Russia Tightens Screws on Chechnya

The Russian government tightened the screws on the breakaway republic of Chechnya on Tuesday by putting troops in border areas on increased alert, according to television reports.

Interior Ministry soldiers in the neighboring Stavropol region were placed on a state of "increased military readiness" in order to keep public order, NTV television reported.

The order was the latest ratchet in Moscow's increasingly active campaign to remove the separatist government of Chechen president Dzhokhar Dudayev, who has defied rule by Moscow for the past three years.

Moscow cut the region's air links with Russia on Monday, suspending all flights into and out of the Chechen capital, Grozny. Oleg Trufanov, deputy head of the Russian Air Transport Department, said there was a "security threat" to passengers travelling to Grozny, Russian Television reported.

The North Caucasian region was still calm this weekend, although tensions have increased since the opposition Provisional Council claimed it was assuming power last week. The Russian government has said it is ready to "defend" ethnic Russians in the region but has not specified how.

Dudayev is firmly in control of the main city, Grozny. Movlen Salamov, one of Dudayev's chief aides, told Itar-Tass on Tuesday that a "congress of the Chechen nation" would be held in Grozny on Wednesday to "discuss the situation" in the republic. Salamov said delegates were coming from all over the republic, including the Nadterechny Region, the power base of Provisional Council leader Umar Avturkhanov.

Dudayev has accused Avturkhanov of being the pawn of Moscow and paving the way for a Russian military intervention. Russian officials deny having any plans to invade Chechnya.

Avturkhanov says he wants to see Dudayev replaced "by peaceful means" and has called for elections in the republic for May or June of next year. The Provisional Council leader, who freely admits he is receiving help from Moscow, has been given 150 million rubles by the Russian government to pay the wages of local teachers, Itar-Tass reported.

Avturkhanov is the best organized of several opposition leaders in Chechnya, but the anti-Dudayev forces have not as yet formed an alliance.

Ruslan Khasbulatov, the former speaker of the Russian parliament and a native Chechen, appealed for the opposition to unite behind the provisional council.

"I will call on democratic forces in the republic to give their trust to the Provisional Council," Wednesday's Izvestia quoted Khasbulatov as saying.

Khasbulatov said he was in Chechnya for a peacekeeping mission with the aim of persuading Dudayev to step down peacefully.

However Khasbulatov's chances of finding negotiating partners look slim.

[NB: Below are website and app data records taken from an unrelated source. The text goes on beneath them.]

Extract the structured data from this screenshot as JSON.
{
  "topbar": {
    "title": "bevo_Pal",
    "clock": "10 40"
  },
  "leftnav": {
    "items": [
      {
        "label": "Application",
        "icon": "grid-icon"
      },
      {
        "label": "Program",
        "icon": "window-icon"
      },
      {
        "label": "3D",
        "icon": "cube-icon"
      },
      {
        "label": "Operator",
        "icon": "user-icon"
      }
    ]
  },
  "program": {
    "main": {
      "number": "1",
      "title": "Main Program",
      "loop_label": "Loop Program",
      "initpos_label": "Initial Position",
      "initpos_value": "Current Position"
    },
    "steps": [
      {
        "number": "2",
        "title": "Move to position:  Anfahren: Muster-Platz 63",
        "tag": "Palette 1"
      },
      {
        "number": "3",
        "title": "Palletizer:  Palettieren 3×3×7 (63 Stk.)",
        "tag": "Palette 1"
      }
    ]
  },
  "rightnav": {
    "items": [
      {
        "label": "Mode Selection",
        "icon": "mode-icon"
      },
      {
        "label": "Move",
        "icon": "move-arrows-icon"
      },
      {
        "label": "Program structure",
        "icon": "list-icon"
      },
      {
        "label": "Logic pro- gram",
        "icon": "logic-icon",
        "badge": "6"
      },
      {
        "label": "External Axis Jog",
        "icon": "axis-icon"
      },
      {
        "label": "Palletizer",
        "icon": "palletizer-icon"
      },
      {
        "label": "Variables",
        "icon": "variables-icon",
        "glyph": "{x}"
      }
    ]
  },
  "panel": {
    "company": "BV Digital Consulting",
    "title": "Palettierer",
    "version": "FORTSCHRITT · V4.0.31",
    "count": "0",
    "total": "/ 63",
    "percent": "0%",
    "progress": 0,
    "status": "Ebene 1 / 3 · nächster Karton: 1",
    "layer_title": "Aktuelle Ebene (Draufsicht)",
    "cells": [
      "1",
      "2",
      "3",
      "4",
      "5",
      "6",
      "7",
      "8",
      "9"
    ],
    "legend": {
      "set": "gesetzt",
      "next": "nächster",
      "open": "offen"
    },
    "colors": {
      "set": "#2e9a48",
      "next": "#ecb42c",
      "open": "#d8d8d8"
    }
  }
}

The Chechen authorities have stripped him of his citizenship and condemned him as a traitor. In Moscow the ex-speaker remains the sworn enemy of President Boris Yeltsin and the Russian government after the bitter power struggle which ended with the storming of the parliament and Khasbulatov's imprisonment last year.